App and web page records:
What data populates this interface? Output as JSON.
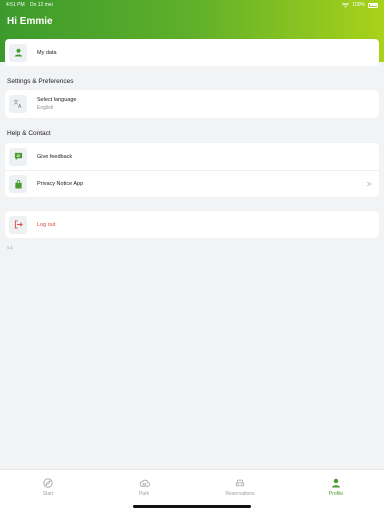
{
  "status": {
    "time": "4:51 PM",
    "date": "Do 12 mei",
    "battery": "100%"
  },
  "greeting": "Hi Emmie",
  "account": {
    "my_data": "My data"
  },
  "settings": {
    "title": "Settings & Preferences",
    "language_label": "Select language",
    "language_value": "English"
  },
  "help": {
    "title": "Help & Contact",
    "feedback": "Give feedback",
    "privacy": "Privacy Notice App"
  },
  "logout": "Log out",
  "version": "v.1",
  "tabs": [
    {
      "label": "Start",
      "icon": "compass-icon"
    },
    {
      "label": "Park",
      "icon": "cloud-car-icon"
    },
    {
      "label": "Reservations",
      "icon": "car-icon"
    },
    {
      "label": "Profile",
      "icon": "person-icon",
      "active": true
    }
  ],
  "colors": {
    "accent": "#4a9a2e",
    "danger": "#e0443b",
    "header_start": "#3c9a2c",
    "header_end": "#a9d21a"
  }
}
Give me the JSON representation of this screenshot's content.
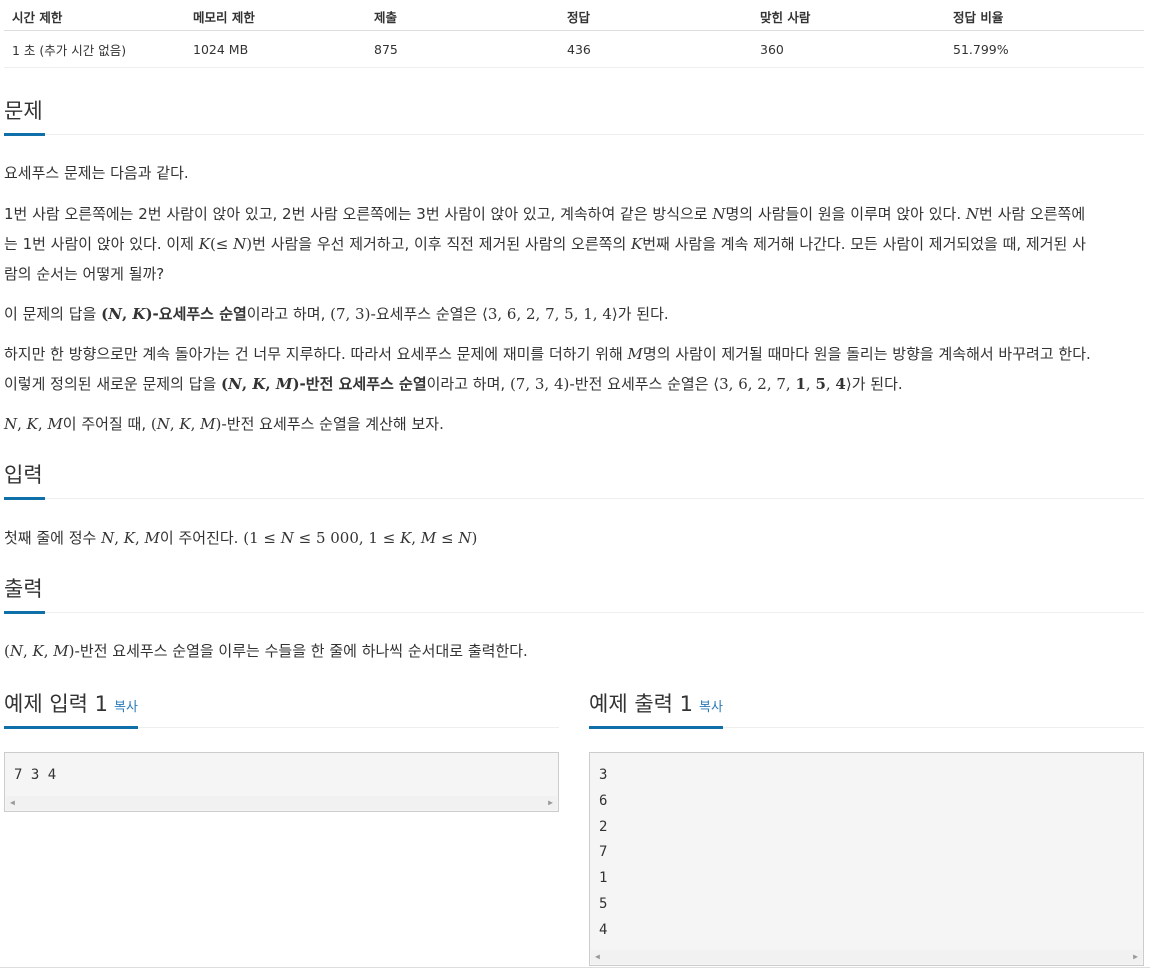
{
  "stats": {
    "headers": [
      "시간 제한",
      "메모리 제한",
      "제출",
      "정답",
      "맞힌 사람",
      "정답 비율"
    ],
    "values": [
      "1 초 (추가 시간 없음)",
      "1024 MB",
      "875",
      "436",
      "360",
      "51.799%"
    ]
  },
  "sections": {
    "problem_title": "문제",
    "input_title": "입력",
    "output_title": "출력"
  },
  "problem": {
    "p1": "요세푸스 문제는 다음과 같다.",
    "p2_a": "1번 사람 오른쪽에는 2번 사람이 앉아 있고, 2번 사람 오른쪽에는 3번 사람이 앉아 있고, 계속하여 같은 방식으로 ",
    "p2_b": "명의 사람들이 원을 이루며 앉아 있다. ",
    "p2_c": "번 사람 오른쪽에",
    "p2_d": "는 1번 사람이 앉아 있다. 이제 ",
    "p2_e": "번 사람을 우선 제거하고, 이후 직전 제거된 사람의 오른쪽의 ",
    "p2_f": "번째 사람을 계속 제거해 나간다. 모든 사람이 제거되었을 때, 제거된 사",
    "p2_g": "람의 순서는 어떻게 될까?",
    "p3_a": "이 문제의 답을 ",
    "p3_b": "-요세푸스 순열",
    "p3_c": "이라고 하며, ",
    "p3_d": "-요세푸스 순열은 ",
    "p3_e": "가 된다.",
    "p4_a": "하지만 한 방향으로만 계속 돌아가는 건 너무 지루하다. 따라서 요세푸스 문제에 재미를 더하기 위해 ",
    "p4_b": "명의 사람이 제거될 때마다 원을 돌리는 방향을 계속해서 바꾸려고 한다.",
    "p4_c": "이렇게 정의된 새로운 문제의 답을 ",
    "p4_d": "-반전 요세푸스 순열",
    "p4_e": "이라고 하며, ",
    "p4_f": "-반전 요세푸스 순열은 ",
    "p4_g": "가 된다.",
    "p5_a": "이 주어질 때, ",
    "p5_b": "-반전 요세푸스 순열을 계산해 보자."
  },
  "input": {
    "a": "첫째 줄에 정수 ",
    "b": "이 주어진다. "
  },
  "output": {
    "a": "-반전 요세푸스 순열을 이루는 수들을 한 줄에 하나씩 순서대로 출력한다."
  },
  "examples": {
    "input_title": "예제 입력 1",
    "output_title": "예제 출력 1",
    "copy_label": "복사",
    "input_text": "7 3 4",
    "output_text": "3\n6\n2\n7\n1\n5\n4"
  }
}
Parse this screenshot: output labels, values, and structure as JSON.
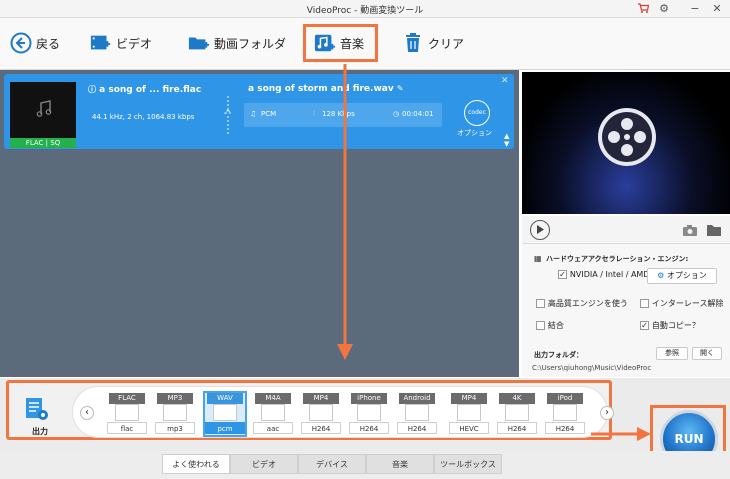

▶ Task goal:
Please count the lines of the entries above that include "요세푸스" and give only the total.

▶ Reply:
8